Required work
Go over the data and copy out each line with "Commercial" in it.
(Entries provided begins)
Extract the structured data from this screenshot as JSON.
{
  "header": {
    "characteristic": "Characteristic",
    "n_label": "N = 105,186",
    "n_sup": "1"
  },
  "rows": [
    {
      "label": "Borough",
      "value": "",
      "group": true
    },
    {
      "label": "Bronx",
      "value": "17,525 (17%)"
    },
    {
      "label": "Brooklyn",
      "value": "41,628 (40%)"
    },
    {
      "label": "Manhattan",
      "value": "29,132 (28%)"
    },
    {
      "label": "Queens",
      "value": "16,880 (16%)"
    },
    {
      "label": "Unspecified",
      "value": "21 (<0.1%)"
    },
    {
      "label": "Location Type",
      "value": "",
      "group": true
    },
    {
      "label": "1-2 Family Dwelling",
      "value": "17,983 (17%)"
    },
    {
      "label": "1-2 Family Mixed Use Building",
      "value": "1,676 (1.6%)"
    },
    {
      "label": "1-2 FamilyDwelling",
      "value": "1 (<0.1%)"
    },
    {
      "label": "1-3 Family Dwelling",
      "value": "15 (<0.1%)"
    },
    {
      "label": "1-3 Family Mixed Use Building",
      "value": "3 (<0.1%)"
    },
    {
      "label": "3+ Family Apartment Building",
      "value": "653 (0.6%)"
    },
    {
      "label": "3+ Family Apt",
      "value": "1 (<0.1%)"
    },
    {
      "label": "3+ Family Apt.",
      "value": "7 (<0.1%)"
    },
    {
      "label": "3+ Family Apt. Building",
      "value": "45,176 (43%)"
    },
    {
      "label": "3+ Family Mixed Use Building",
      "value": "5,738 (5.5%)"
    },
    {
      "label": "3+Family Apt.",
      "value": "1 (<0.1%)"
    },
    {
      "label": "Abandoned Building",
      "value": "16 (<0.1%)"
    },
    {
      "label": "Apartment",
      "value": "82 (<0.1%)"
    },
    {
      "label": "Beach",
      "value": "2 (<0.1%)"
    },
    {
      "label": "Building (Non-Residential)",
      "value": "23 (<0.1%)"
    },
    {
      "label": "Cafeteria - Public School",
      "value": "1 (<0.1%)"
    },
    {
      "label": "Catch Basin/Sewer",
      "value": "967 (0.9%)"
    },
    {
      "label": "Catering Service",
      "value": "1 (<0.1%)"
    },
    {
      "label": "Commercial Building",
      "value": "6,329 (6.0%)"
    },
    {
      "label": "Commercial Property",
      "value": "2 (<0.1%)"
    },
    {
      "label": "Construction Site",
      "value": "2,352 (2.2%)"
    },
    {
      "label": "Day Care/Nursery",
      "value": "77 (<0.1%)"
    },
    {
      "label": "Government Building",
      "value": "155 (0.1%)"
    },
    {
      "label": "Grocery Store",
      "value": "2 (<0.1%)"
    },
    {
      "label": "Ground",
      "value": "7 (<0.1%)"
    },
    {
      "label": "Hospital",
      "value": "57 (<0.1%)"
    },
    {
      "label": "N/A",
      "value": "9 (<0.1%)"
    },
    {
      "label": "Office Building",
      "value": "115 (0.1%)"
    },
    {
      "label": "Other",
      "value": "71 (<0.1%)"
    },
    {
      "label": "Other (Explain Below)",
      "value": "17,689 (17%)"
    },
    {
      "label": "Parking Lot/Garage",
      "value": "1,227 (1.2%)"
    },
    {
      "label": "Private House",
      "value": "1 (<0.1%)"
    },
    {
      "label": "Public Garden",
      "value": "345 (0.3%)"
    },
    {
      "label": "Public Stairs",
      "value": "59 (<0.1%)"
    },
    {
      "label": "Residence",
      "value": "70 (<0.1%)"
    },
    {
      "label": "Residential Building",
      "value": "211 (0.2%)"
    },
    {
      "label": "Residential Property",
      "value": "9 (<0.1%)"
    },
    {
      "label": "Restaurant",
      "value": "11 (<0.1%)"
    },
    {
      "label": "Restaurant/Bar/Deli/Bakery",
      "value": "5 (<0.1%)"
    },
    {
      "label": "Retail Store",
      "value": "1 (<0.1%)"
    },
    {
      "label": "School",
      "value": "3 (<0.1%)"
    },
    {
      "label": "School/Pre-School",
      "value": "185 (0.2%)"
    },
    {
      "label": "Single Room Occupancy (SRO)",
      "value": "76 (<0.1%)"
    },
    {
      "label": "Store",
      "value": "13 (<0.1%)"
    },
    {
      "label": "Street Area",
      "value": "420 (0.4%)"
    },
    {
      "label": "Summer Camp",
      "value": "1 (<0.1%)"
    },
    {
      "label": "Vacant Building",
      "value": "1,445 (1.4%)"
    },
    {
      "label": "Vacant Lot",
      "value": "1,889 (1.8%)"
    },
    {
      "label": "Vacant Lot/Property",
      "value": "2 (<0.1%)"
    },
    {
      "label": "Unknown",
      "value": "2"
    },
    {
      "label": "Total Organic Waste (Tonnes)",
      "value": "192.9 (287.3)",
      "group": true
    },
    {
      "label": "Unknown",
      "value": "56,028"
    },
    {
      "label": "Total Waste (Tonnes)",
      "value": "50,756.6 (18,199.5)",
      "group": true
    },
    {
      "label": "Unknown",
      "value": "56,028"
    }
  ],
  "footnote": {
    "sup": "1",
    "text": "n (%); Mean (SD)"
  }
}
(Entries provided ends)
Result for this task
      "label": "Commercial Building",
      "label": "Commercial Property",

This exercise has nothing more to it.